Within the listing, each line that has the string "title" should be copied.
Dataset extract Block Start
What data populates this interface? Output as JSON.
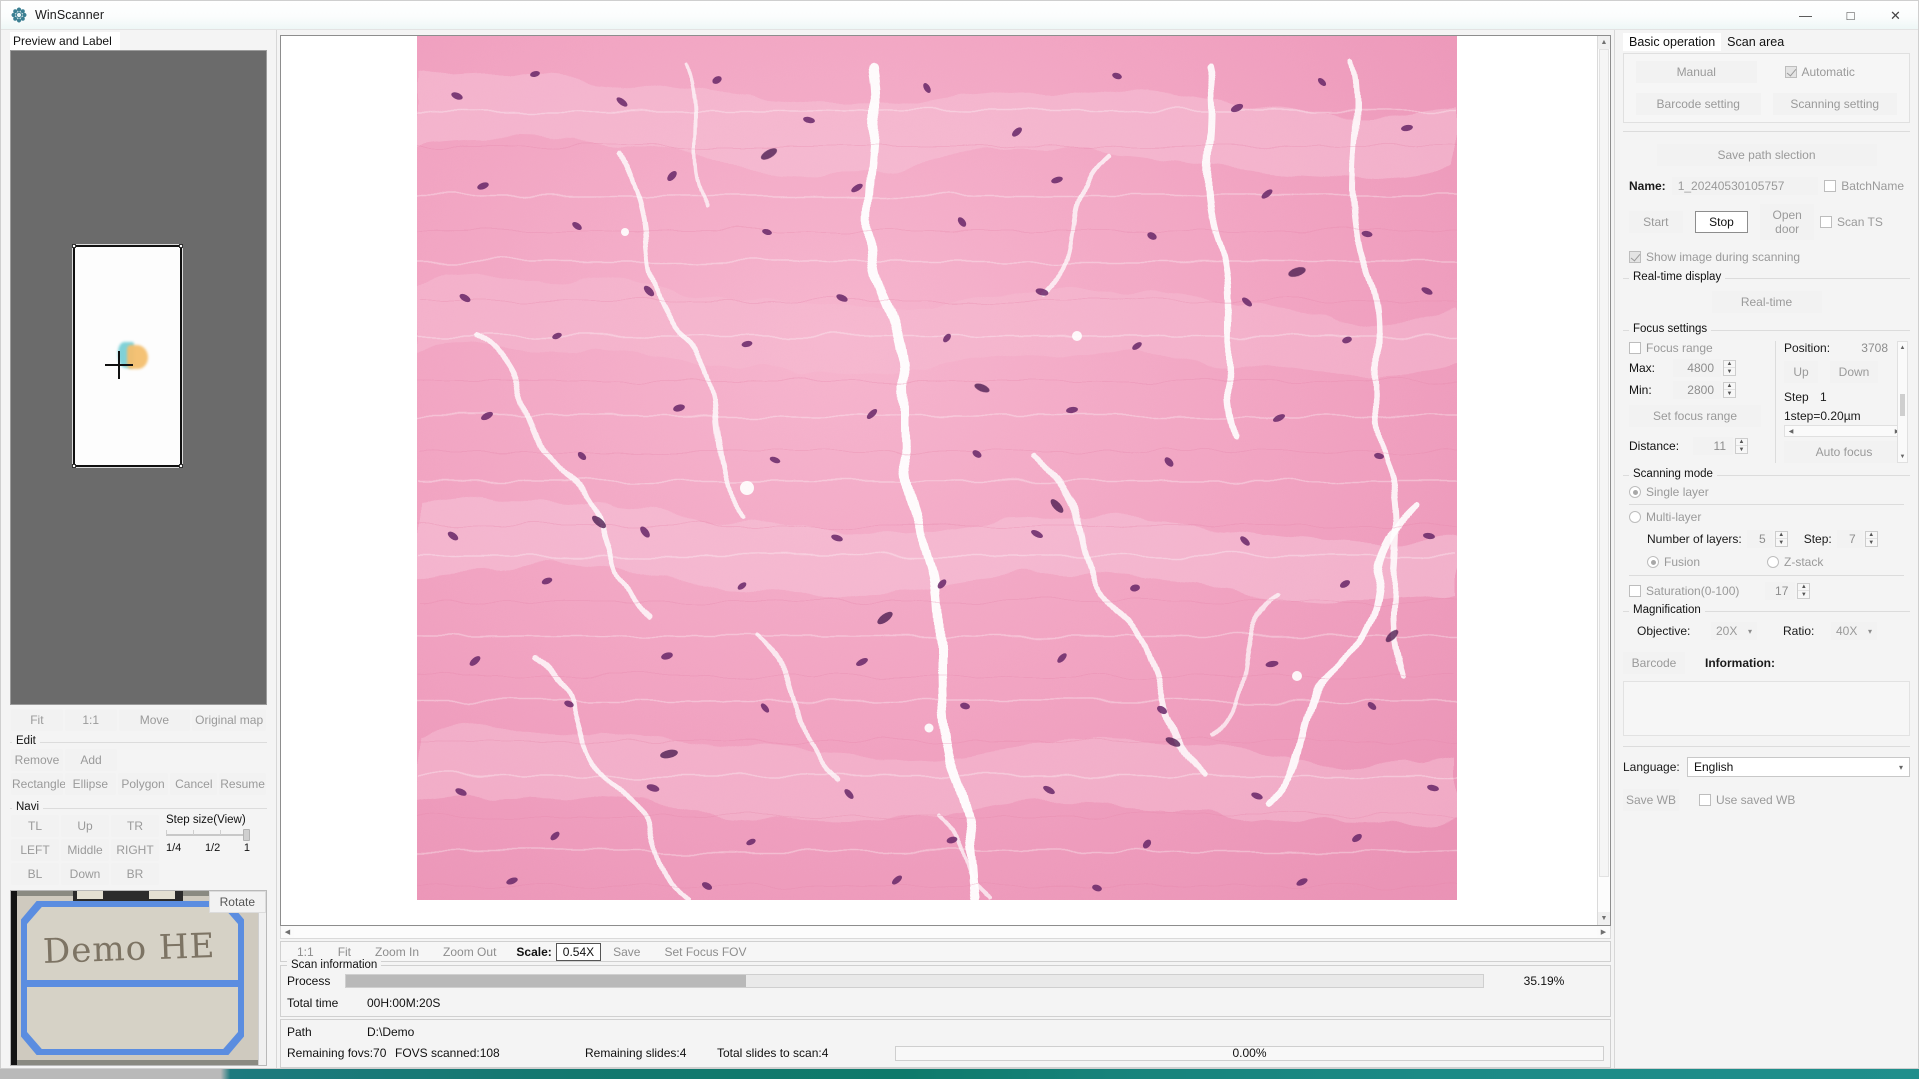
{
  "window": {
    "title": "WinScanner",
    "app_icon": "flower-gear-icon",
    "minimize": "—",
    "maximize": "□",
    "close": "✕"
  },
  "left_panel": {
    "tab_label": "Preview and Label",
    "view_buttons": [
      "Fit",
      "1:1",
      "Move",
      "Original map"
    ],
    "edit": {
      "title": "Edit",
      "row1": [
        "Remove",
        "Add"
      ],
      "row2": [
        "Rectangle",
        "Ellipse",
        "Polygon",
        "Cancel",
        "Resume"
      ]
    },
    "navi": {
      "title": "Navi",
      "grid": [
        "TL",
        "Up",
        "TR",
        "LEFT",
        "Middle",
        "RIGHT",
        "BL",
        "Down",
        "BR"
      ],
      "step_size_label": "Step size(View)",
      "step_ticks": [
        "1/4",
        "1/2",
        "1"
      ]
    },
    "label_photo": {
      "handwriting": "Demo HE",
      "rotate_label": "Rotate"
    }
  },
  "center": {
    "toolbar": {
      "one_to_one": "1:1",
      "fit": "Fit",
      "zoom_in": "Zoom In",
      "zoom_out": "Zoom Out",
      "scale_label": "Scale:",
      "scale_value": "0.54X",
      "save": "Save",
      "set_focus_fov": "Set Focus FOV"
    },
    "scan_information": {
      "title": "Scan information",
      "process_label": "Process",
      "process_percent": "35.19%",
      "process_value": 35.19,
      "total_time_label": "Total time",
      "total_time_value": "00H:00M:20S"
    },
    "path_block": {
      "path_label": "Path",
      "path_value": "D:\\Demo",
      "remaining_fovs": "Remaining fovs:70",
      "fovs_scanned": "FOVS scanned:108",
      "remaining_slides": "Remaining slides:4",
      "total_slides": "Total slides to scan:4",
      "slide_progress_percent": "0.00%",
      "slide_progress_value": 0.0
    }
  },
  "right_panel": {
    "tabs": [
      {
        "label": "Basic operation",
        "active": true
      },
      {
        "label": "Scan area",
        "active": false
      }
    ],
    "mode": {
      "manual": "Manual",
      "automatic": "Automatic",
      "automatic_checked": true,
      "barcode_setting": "Barcode setting",
      "scanning_setting": "Scanning setting"
    },
    "save_path_button": "Save path slection",
    "name": {
      "label": "Name:",
      "value": "1_20240530105757",
      "batch_name_label": "BatchName",
      "batch_name_checked": false
    },
    "actions": {
      "start": "Start",
      "stop": "Stop",
      "open_door": "Open door",
      "scan_ts_label": "Scan TS",
      "scan_ts_checked": false
    },
    "show_image": {
      "label": "Show image during scanning",
      "checked": true
    },
    "realtime": {
      "title": "Real-time display",
      "button": "Real-time"
    },
    "focus": {
      "title": "Focus settings",
      "focus_range_label": "Focus range",
      "focus_range_checked": false,
      "max_label": "Max:",
      "max_value": "4800",
      "min_label": "Min:",
      "min_value": "2800",
      "set_focus_range": "Set focus range",
      "distance_label": "Distance:",
      "distance_value": "11",
      "position_label": "Position:",
      "position_value": "3708",
      "up": "Up",
      "down": "Down",
      "step_label": "Step",
      "step_value": "1",
      "step_units": "1step=0.20µm",
      "auto_focus": "Auto focus"
    },
    "scanning_mode": {
      "title": "Scanning mode",
      "single_layer": "Single layer",
      "single_layer_selected": true,
      "multi_layer": "Multi-layer",
      "multi_layer_selected": false,
      "num_layers_label": "Number of layers:",
      "num_layers_value": "5",
      "step_label": "Step:",
      "step_value": "7",
      "fusion": "Fusion",
      "fusion_selected": true,
      "z_stack": "Z-stack",
      "z_stack_selected": false,
      "saturation_label": "Saturation(0-100)",
      "saturation_checked": false,
      "saturation_value": "17"
    },
    "magnification": {
      "title": "Magnification",
      "objective_label": "Objective:",
      "objective_value": "20X",
      "ratio_label": "Ratio:",
      "ratio_value": "40X"
    },
    "barcode": {
      "button": "Barcode",
      "information_label": "Information:",
      "information_value": ""
    },
    "language": {
      "label": "Language:",
      "value": "English"
    },
    "white_balance": {
      "save_wb": "Save WB",
      "use_saved_wb_label": "Use saved WB",
      "use_saved_wb_checked": false
    }
  },
  "colors": {
    "accent_teal": "#1f8f8c",
    "stain_pink": "#f2a6c4",
    "nuclei_purple": "#6e2a6b",
    "panel_bg": "#f4f4f4",
    "label_blue": "#5b8de0"
  }
}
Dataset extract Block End
■ **Result below**:
    "title": "WinScanner",
      "title": "Edit",
      "title": "Navi",
      "title": "Scan information",
      "title": "Real-time display",
      "title": "Focus settings",
      "title": "Scanning mode",
      "title": "Magnification",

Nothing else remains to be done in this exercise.